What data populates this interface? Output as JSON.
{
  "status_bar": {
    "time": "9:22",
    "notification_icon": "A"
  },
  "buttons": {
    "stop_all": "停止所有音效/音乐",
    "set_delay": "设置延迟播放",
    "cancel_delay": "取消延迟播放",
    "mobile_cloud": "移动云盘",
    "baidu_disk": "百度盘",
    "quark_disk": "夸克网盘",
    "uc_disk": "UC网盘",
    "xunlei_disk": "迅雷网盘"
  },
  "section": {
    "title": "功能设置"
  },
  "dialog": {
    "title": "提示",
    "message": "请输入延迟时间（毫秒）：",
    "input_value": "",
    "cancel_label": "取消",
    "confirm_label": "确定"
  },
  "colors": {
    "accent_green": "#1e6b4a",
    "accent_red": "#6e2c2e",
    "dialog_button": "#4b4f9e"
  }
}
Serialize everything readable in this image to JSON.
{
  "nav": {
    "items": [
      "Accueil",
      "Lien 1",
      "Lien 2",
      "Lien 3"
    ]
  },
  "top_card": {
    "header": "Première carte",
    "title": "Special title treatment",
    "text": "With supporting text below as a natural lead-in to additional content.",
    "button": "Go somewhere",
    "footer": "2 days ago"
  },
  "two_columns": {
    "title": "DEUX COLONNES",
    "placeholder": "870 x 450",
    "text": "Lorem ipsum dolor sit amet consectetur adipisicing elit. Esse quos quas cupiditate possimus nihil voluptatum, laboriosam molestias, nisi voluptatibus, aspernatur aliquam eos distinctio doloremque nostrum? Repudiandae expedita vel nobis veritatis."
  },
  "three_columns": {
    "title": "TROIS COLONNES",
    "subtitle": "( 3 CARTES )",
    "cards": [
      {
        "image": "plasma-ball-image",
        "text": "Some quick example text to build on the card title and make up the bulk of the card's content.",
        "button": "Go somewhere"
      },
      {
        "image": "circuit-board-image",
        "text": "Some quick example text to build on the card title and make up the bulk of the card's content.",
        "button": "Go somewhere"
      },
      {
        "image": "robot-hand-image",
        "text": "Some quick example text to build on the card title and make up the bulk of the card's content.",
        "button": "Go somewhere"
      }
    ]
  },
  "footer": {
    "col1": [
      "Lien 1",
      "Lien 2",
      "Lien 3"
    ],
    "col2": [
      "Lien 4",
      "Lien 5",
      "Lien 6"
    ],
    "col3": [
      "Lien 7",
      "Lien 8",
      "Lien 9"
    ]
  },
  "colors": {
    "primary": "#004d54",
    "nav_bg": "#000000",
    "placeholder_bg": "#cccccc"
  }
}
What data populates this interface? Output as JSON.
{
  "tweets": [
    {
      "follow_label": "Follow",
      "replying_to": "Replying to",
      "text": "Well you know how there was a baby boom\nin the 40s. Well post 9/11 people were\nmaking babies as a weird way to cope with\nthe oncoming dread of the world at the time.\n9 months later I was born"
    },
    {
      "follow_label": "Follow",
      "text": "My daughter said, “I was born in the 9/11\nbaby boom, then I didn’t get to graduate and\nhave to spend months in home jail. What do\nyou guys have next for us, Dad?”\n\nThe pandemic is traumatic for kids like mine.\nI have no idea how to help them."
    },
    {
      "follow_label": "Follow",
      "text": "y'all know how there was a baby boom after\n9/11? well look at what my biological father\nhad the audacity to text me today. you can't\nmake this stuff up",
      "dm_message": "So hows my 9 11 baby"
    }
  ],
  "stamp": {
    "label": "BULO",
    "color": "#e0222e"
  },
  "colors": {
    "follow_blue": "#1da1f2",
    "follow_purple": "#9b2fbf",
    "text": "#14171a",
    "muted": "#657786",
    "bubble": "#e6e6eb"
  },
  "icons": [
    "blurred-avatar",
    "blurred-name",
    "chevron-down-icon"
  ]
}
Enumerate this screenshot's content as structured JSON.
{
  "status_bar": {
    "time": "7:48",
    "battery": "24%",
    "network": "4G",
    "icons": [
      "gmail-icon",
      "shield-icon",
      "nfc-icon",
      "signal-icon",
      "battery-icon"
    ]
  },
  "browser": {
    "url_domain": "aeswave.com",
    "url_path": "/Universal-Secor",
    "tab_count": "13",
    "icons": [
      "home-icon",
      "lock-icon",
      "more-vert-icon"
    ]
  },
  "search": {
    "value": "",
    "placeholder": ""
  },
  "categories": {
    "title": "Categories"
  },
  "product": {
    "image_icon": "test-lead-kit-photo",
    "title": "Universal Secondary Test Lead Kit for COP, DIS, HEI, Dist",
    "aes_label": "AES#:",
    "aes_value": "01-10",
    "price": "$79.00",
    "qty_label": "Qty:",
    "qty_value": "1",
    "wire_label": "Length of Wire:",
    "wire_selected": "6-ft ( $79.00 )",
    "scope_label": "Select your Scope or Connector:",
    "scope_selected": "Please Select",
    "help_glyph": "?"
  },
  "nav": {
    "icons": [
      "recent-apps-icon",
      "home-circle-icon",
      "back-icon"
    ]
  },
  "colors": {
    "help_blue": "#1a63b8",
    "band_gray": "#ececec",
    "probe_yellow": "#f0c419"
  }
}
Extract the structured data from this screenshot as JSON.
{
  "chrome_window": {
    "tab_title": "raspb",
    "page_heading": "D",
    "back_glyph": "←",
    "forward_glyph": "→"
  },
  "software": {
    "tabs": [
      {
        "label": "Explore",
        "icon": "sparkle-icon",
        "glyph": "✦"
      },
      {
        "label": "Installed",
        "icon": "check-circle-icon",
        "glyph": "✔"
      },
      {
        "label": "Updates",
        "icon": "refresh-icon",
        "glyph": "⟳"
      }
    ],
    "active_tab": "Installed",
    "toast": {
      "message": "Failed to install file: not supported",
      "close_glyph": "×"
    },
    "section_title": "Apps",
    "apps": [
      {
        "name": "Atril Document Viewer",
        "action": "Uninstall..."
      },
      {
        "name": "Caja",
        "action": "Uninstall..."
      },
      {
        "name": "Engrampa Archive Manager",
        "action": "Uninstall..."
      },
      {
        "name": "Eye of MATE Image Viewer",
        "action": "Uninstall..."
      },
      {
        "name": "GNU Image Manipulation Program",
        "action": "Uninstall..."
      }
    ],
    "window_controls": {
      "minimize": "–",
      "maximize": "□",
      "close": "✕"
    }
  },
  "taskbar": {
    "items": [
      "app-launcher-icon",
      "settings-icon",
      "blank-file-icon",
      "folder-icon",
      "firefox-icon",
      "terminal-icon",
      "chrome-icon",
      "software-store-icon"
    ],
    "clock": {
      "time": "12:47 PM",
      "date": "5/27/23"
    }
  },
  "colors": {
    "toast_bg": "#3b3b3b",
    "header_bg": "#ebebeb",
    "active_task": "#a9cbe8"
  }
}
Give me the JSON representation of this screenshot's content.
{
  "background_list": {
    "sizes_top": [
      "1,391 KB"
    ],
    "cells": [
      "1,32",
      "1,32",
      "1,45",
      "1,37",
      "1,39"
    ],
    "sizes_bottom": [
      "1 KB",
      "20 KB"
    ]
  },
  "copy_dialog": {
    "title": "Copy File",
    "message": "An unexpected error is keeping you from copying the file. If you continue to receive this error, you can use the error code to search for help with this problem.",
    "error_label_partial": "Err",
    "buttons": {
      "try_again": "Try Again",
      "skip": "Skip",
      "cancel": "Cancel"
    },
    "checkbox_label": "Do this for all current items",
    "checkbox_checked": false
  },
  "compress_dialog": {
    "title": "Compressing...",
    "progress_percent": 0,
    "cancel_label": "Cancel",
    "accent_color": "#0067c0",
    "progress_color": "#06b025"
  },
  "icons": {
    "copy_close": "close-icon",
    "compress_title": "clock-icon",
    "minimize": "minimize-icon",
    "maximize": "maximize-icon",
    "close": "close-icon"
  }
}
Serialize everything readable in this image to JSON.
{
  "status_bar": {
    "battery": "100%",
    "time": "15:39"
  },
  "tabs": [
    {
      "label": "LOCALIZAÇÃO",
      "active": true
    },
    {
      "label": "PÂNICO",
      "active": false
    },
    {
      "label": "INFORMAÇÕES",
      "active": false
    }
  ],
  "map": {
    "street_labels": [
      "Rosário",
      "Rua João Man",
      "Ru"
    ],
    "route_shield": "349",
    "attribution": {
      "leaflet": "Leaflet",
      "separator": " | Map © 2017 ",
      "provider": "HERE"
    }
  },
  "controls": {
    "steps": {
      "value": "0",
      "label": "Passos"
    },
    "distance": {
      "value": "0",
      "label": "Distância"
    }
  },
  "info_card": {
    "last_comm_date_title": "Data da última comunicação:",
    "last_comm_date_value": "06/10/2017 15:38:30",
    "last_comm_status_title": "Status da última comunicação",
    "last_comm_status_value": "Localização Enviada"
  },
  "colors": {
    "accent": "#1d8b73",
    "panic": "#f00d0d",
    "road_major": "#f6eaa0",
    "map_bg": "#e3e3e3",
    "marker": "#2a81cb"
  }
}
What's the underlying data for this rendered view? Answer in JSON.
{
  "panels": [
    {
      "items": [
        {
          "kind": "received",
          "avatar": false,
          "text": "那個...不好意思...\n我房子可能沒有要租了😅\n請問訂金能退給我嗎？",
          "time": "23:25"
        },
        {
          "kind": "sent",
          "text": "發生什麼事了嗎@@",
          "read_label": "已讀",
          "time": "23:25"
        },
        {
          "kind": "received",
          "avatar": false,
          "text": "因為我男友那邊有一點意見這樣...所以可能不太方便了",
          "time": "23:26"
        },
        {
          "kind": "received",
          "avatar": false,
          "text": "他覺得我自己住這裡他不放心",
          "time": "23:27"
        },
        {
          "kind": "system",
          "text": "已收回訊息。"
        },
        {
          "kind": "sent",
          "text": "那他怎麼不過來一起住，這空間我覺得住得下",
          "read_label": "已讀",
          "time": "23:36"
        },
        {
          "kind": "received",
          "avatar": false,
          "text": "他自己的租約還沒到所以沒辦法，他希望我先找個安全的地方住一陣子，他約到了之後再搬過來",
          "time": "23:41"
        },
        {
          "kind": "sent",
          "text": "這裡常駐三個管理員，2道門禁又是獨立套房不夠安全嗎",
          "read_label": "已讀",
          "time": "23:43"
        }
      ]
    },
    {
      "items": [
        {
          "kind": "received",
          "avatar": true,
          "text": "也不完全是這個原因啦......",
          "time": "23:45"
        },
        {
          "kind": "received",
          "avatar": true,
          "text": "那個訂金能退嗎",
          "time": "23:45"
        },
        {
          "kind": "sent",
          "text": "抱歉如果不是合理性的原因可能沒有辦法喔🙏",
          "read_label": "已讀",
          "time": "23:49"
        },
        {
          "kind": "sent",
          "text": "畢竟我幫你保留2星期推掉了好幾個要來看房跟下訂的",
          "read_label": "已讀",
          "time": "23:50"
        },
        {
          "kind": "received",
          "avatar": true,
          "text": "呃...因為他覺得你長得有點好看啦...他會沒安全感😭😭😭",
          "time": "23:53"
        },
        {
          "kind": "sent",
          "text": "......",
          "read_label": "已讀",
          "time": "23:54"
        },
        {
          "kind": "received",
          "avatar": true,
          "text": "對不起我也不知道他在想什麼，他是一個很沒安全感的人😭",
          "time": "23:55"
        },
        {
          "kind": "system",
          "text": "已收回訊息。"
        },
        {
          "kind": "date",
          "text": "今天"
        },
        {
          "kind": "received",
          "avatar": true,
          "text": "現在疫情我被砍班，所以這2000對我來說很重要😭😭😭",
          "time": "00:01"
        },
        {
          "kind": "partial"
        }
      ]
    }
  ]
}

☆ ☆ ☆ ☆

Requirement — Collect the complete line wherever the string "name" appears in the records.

Response to the task —
    "blurred-name",
        "name": "Atril Document Viewer",
        "name": "Caja",
        "name": "Engrampa Archive Manager",
        "name": "Eye of MATE Image Viewer",
        "name": "GNU Image Manipulation Program",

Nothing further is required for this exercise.